CHEYENNE, Wyo. – The Cheyenne Police Department provided an object lesson. It is something known to most cops across America. But now more citizens are aware after their Facebook post went viral. As a result, it was shared more than 46,000 times and contained about 8,000 comments. Consequently, the commentary was both positive and negative.

The post shows a stack of money and a sign that says “Broke … Need Help … God Bless.” The message from the police department along with the image says the cash belongs to a transient man who was arrested for public intoxication. He had collected nearly $234 in a few hours.

Hence, those who donated should have given the money to a charity, rather than “feeding someone’s alcohol addiction,” it said.

Cheyenne Police Department spokesman, Kevin Malatesta, told WTSP that in retrospect more detail should have been included in the post. Therefore, two days later, the department followed up with more information. He said the police were not seizing the homeless man’s money, they simply demonstrated how much he made. Furthermore, they assumed the money would further enable his alcohol addiction since they are familiar with him.

In addition to public intoxication, the man also had been arrested for public urination, refusing to obey commands and having an open container.

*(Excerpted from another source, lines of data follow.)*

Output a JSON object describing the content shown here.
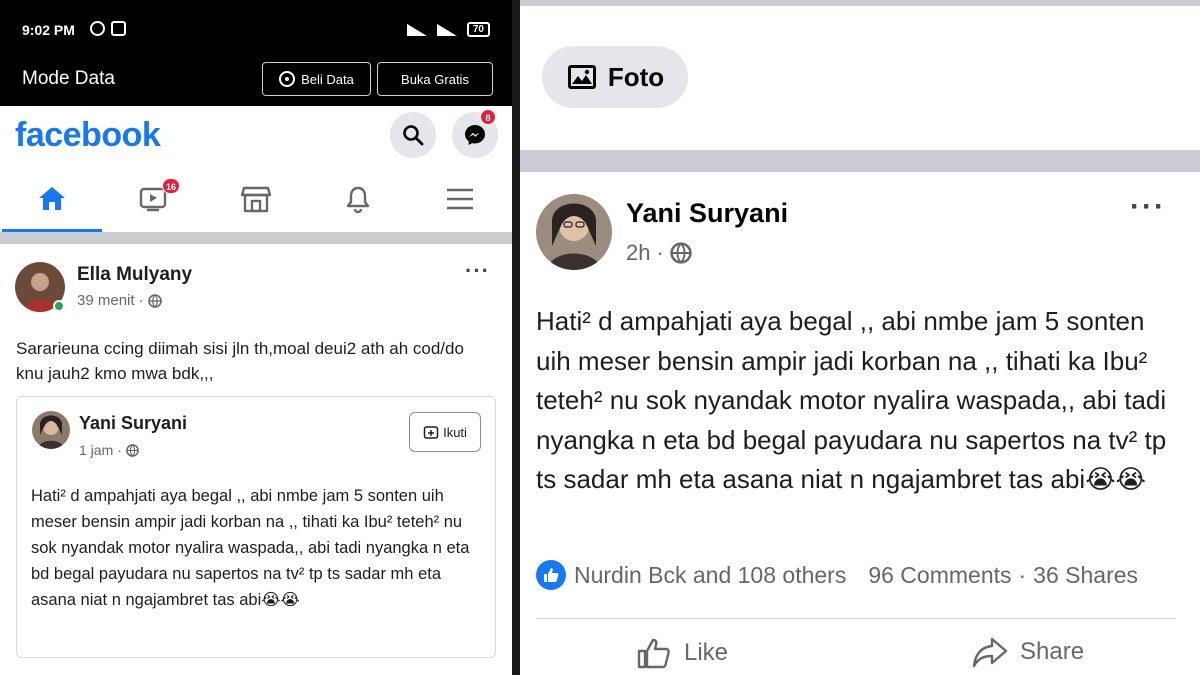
{
  "status_bar": {
    "time": "9:02 PM",
    "battery": "70"
  },
  "mode_bar": {
    "title": "Mode Data",
    "beli_label": "Beli Data",
    "buka_label": "Buka Gratis"
  },
  "header": {
    "logo": "facebook",
    "messenger_badge": "8"
  },
  "nav": {
    "watch_badge": "16",
    "active_tab": "home"
  },
  "post": {
    "author": "Ella Mulyany",
    "time": "39 menit",
    "privacy_icon": "globe-icon",
    "text": "Sararieuna ccing diimah sisi jln th,moal deui2 ath ah cod/do knu jauh2 kmo mwa bdk,,,"
  },
  "shared_post": {
    "author": "Yani Suryani",
    "time": "1 jam",
    "follow_label": "Ikuti",
    "text": "Hati² d ampahjati aya begal ,, abi nmbe jam 5 sonten uih meser bensin ampir jadi korban na ,, tihati ka Ibu² teteh² nu sok nyandak motor nyalira waspada,, abi tadi nyangka n eta bd begal payudara nu sapertos na tv² tp ts sadar mh eta asana niat n ngajambret tas abi",
    "emoji": "😭😭"
  },
  "right_panel": {
    "foto_label": "Foto",
    "author": "Yani Suryani",
    "time": "2h",
    "text": "Hati² d ampahjati aya begal ,, abi nmbe jam 5 sonten uih meser bensin ampir jadi korban na ,, tihati ka Ibu² teteh² nu sok nyandak motor nyalira waspada,, abi tadi nyangka n eta bd begal payudara nu sapertos na tv² tp ts sadar mh eta asana niat n ngajambret tas abi",
    "emoji": "😭😭",
    "reactions": "Nurdin Bck and 108 others",
    "comments": "96 Comments",
    "shares": "36 Shares",
    "like_label": "Like",
    "share_label": "Share"
  },
  "colors": {
    "brand": "#1877f2",
    "badge": "#e41e3f",
    "online": "#31a24c"
  }
}
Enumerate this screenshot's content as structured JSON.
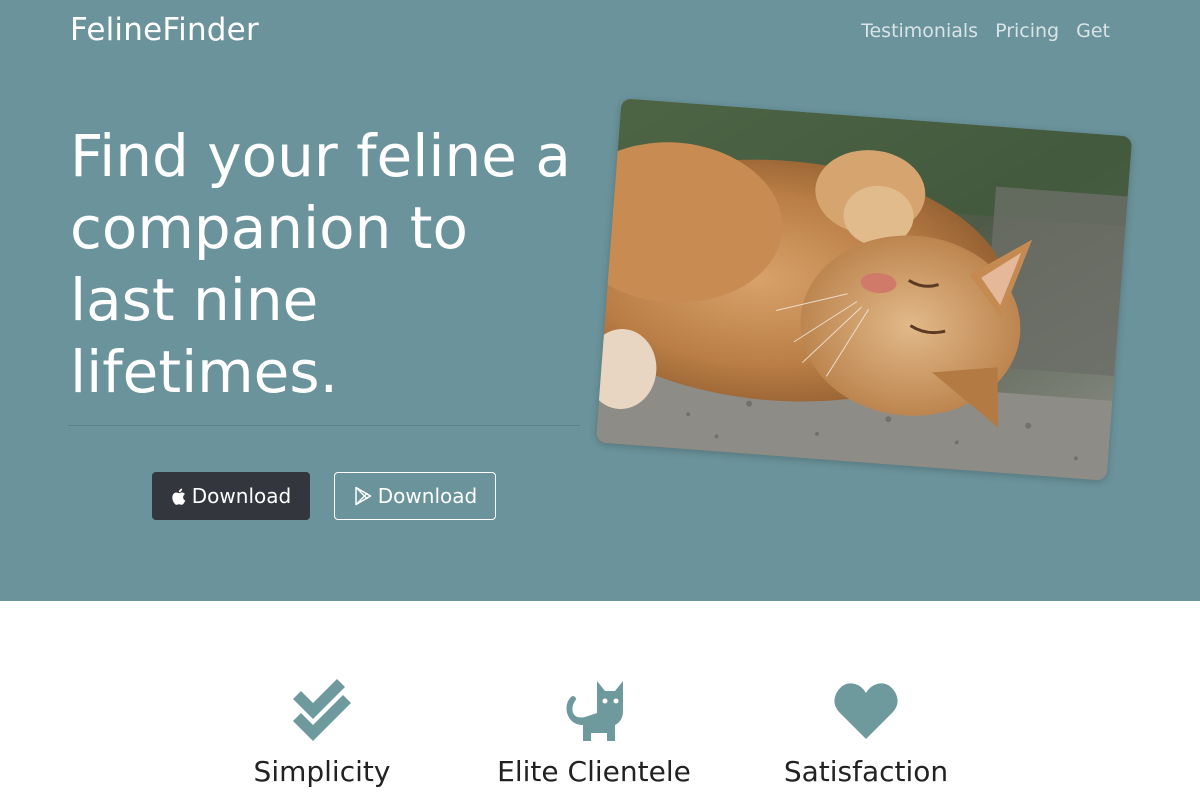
{
  "header": {
    "brand": "FelineFinder",
    "nav": [
      "Testimonials",
      "Pricing",
      "Get"
    ]
  },
  "hero": {
    "headline": "Find your feline a companion to last nine lifetimes.",
    "buttons": {
      "apple": {
        "label": "Download",
        "icon": "apple-icon"
      },
      "play": {
        "label": "Download",
        "icon": "google-play-icon"
      }
    },
    "photo": {
      "subject": "cat-photo"
    }
  },
  "features": [
    {
      "label": "Simplicity",
      "icon": "double-check-icon"
    },
    {
      "label": "Elite Clientele",
      "icon": "cat-icon"
    },
    {
      "label": "Satisfaction",
      "icon": "heart-icon"
    }
  ],
  "colors": {
    "hero_bg": "#6b939b",
    "accent": "#6f9a9d",
    "apple_button": "#33373d",
    "text_dark": "#222222"
  }
}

“We see this particular individual quite a bit,” Malatesta told KUSA. “It’s somebody we deal with on, I’d say, almost a daily basis. Almost every contact we make, he’s intoxicated. So that’s where that’s coming from.”

Most of all, the point of the first post was public education regarding the city’s transient population and police efforts to help.

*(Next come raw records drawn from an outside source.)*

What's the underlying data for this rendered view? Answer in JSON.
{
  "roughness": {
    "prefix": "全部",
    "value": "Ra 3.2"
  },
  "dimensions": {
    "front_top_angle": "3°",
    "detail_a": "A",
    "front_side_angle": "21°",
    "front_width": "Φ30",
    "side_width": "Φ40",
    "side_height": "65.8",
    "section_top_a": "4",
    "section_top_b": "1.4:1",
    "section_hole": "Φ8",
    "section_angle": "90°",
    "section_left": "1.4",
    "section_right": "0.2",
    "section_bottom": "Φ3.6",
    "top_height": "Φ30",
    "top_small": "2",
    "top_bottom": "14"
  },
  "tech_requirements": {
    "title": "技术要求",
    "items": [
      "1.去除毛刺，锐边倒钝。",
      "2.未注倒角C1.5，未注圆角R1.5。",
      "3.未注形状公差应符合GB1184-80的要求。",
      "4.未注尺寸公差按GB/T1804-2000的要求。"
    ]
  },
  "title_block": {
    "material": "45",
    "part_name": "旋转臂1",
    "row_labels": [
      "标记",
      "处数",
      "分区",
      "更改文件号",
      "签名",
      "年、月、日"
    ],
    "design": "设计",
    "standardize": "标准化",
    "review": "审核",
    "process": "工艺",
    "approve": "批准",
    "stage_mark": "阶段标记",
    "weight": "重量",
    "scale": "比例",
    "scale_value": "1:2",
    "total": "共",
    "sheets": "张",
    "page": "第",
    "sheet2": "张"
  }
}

“If people are enabling it just by giving them money and we see them being arrested for public intoxication or similar offenses, repeating that cycle, that’s exactly what it is.”

They were surprised by the enormous response.

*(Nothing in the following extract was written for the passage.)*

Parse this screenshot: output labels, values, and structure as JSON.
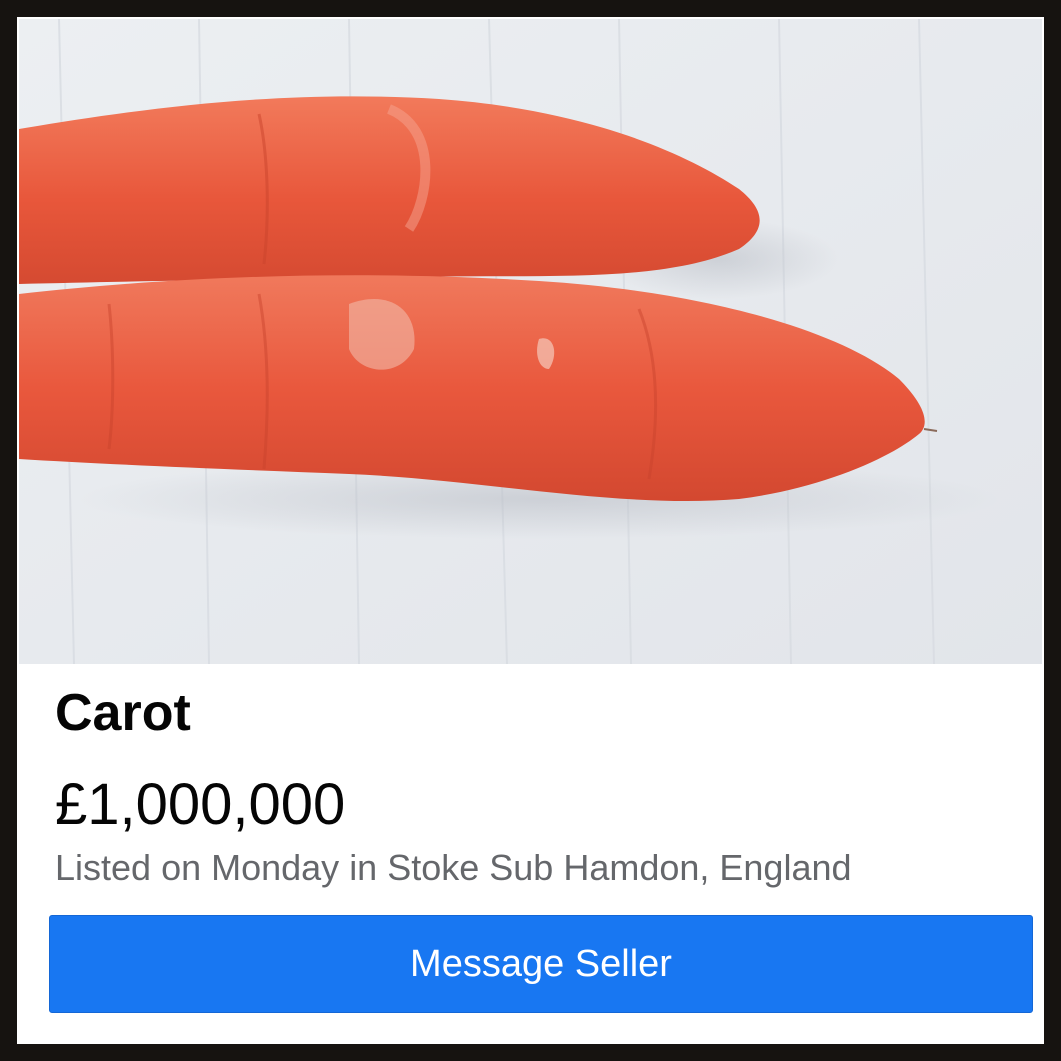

“What we were anticipating was really just wanting to get the message out about local charities and donating to local charities.”

(Photo: Cheyenne Police Department Facebook)